▶ **Requirement**: Where a line holds the word "Apply", copy it from the records.

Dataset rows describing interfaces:

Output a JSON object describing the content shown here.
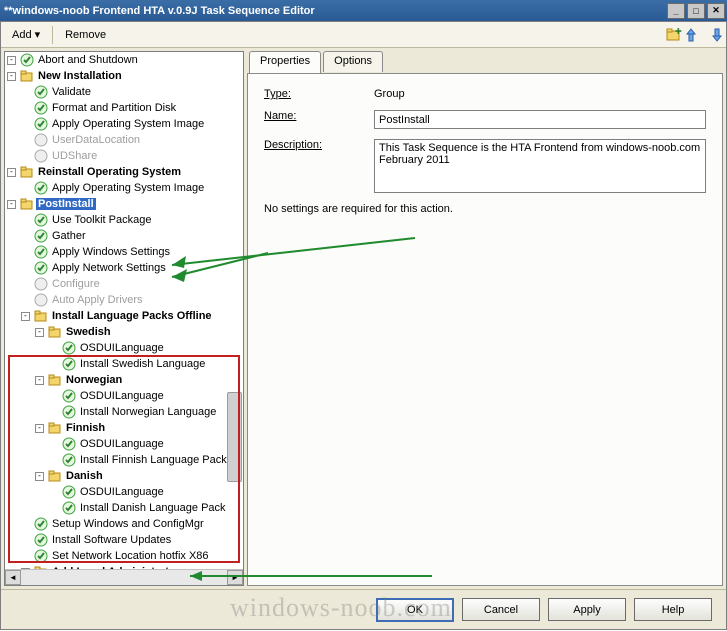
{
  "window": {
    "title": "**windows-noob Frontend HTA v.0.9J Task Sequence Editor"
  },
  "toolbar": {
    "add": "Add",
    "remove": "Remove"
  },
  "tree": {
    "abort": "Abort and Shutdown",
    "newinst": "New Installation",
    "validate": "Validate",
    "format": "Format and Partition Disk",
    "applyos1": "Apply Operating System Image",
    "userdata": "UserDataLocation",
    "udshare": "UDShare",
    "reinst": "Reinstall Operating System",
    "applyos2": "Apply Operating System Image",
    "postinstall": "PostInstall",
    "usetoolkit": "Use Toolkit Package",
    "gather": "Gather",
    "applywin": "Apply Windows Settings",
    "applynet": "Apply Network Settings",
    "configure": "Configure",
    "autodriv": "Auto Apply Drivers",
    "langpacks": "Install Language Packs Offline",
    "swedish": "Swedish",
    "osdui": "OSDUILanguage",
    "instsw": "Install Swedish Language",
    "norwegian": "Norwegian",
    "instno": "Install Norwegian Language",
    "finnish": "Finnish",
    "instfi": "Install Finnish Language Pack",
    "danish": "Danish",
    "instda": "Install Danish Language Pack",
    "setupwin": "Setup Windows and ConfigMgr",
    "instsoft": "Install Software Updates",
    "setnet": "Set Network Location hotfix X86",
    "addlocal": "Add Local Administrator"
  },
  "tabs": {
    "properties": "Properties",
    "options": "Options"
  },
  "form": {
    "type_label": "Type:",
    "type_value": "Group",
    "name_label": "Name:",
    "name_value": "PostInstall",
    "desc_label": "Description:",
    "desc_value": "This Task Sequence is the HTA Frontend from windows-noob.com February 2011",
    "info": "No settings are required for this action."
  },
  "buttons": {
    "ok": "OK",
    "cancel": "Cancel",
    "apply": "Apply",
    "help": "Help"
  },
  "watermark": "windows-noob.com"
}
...
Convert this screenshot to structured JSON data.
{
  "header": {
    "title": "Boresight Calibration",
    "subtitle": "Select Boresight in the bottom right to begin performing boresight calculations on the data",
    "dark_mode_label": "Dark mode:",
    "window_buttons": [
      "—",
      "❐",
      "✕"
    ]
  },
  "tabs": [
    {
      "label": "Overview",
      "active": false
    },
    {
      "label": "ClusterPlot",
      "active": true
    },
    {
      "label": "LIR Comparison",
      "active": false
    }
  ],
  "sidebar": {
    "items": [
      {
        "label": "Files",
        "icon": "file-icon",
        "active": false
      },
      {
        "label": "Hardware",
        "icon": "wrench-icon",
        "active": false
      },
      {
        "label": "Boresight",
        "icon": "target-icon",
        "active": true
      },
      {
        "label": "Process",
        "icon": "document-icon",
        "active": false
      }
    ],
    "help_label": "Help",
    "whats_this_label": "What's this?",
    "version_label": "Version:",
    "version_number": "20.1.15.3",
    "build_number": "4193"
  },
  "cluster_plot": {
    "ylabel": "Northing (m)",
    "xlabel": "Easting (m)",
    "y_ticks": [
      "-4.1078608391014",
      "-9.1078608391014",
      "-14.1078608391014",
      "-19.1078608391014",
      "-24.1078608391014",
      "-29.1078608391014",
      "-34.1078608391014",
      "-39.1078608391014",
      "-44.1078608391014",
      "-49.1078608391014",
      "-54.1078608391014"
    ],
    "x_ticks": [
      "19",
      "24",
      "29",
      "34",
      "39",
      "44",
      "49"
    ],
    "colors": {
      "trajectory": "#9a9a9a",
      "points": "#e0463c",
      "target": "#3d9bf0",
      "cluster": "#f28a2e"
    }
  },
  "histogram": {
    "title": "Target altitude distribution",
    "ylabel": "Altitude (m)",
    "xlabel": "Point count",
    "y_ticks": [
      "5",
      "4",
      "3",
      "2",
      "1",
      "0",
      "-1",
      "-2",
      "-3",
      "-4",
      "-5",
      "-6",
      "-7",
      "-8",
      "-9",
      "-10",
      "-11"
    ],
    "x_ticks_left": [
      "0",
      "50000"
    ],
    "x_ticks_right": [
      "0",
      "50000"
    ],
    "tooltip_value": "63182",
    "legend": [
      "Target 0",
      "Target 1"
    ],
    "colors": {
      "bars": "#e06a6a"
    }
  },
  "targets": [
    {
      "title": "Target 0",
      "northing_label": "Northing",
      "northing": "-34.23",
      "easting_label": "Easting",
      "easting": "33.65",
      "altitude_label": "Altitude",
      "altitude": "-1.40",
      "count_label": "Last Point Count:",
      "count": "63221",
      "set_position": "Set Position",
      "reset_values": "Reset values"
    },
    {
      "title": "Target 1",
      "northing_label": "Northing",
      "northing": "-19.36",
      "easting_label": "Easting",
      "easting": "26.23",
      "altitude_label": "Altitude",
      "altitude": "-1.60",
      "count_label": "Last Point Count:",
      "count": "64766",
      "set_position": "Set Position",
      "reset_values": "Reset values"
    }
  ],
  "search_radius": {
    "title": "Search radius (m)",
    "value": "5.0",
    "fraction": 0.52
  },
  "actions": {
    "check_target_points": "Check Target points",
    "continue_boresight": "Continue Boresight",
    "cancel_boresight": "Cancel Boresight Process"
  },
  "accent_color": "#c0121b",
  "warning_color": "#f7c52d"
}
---
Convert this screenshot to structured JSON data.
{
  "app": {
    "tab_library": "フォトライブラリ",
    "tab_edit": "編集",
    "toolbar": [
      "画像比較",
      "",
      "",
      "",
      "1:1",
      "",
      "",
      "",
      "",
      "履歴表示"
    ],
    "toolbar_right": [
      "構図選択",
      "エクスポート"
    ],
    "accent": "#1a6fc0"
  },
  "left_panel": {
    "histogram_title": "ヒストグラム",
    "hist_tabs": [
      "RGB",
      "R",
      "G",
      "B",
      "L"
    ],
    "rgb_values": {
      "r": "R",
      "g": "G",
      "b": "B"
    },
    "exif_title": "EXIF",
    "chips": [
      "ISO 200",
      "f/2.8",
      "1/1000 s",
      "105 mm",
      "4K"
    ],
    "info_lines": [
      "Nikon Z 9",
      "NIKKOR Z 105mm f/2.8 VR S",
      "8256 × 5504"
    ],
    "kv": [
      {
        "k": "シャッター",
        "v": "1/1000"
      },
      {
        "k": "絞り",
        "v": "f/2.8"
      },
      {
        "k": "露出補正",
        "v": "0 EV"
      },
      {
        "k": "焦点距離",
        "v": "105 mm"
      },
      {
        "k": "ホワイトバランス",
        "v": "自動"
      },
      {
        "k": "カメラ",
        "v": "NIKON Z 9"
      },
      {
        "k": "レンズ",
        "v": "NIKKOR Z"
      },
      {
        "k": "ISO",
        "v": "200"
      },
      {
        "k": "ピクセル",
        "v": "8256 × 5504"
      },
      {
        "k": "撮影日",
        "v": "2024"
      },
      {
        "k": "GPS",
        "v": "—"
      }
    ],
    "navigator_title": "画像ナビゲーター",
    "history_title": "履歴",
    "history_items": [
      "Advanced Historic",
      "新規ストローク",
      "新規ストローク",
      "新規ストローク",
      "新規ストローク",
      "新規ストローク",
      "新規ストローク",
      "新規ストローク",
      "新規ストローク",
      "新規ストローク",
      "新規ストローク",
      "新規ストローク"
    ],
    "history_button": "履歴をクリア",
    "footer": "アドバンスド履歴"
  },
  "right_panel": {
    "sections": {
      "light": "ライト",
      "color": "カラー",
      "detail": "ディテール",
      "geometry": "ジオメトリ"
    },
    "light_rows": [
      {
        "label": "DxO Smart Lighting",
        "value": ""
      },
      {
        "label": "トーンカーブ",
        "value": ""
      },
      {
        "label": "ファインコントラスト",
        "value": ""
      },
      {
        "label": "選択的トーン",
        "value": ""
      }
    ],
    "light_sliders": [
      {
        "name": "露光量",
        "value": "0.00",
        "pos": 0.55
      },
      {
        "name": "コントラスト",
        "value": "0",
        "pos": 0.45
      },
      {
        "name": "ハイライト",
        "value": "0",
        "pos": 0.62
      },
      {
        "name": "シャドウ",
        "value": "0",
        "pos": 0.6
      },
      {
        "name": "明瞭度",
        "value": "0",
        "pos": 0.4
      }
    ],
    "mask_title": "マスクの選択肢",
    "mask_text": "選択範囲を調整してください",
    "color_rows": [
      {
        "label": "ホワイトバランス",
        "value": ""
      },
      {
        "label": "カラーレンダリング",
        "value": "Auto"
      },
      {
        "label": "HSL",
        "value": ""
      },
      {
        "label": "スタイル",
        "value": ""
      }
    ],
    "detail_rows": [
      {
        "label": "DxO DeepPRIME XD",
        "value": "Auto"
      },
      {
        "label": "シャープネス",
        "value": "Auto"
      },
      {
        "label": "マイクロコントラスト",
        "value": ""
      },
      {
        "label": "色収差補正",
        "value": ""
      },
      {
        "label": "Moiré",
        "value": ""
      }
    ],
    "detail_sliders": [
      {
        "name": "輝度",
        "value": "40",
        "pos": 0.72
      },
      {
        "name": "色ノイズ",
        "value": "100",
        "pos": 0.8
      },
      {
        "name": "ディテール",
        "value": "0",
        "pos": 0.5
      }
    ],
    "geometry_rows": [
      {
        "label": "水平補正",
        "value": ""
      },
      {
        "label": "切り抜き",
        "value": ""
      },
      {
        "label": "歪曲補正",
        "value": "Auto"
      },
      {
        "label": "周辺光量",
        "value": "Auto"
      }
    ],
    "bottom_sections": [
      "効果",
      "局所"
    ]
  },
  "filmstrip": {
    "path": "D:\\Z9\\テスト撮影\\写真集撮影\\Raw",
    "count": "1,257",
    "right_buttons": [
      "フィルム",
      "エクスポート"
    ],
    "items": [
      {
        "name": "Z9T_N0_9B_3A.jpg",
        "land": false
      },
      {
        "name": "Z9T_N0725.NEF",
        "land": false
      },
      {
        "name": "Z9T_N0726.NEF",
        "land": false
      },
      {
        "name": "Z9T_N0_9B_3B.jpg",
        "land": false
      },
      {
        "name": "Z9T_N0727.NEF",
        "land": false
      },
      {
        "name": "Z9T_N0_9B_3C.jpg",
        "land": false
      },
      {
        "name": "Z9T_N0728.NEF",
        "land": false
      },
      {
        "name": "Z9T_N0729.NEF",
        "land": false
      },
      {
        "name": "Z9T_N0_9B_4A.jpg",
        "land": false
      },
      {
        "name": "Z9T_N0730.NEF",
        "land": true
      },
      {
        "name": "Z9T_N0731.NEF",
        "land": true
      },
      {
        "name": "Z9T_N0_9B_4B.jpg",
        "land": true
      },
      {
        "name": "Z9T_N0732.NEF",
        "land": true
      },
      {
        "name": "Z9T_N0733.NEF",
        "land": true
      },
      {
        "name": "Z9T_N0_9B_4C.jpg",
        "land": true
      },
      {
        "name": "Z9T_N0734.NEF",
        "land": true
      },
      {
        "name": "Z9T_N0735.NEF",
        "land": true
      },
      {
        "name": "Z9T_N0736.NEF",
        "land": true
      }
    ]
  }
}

▶ **Answer for this exercise**:
    "applyos1": "Apply Operating System Image",
    "applyos2": "Apply Operating System Image",
    "applywin": "Apply Windows Settings",
    "applynet": "Apply Network Settings",
    "autodriv": "Auto Apply Drivers",
    "apply": "Apply",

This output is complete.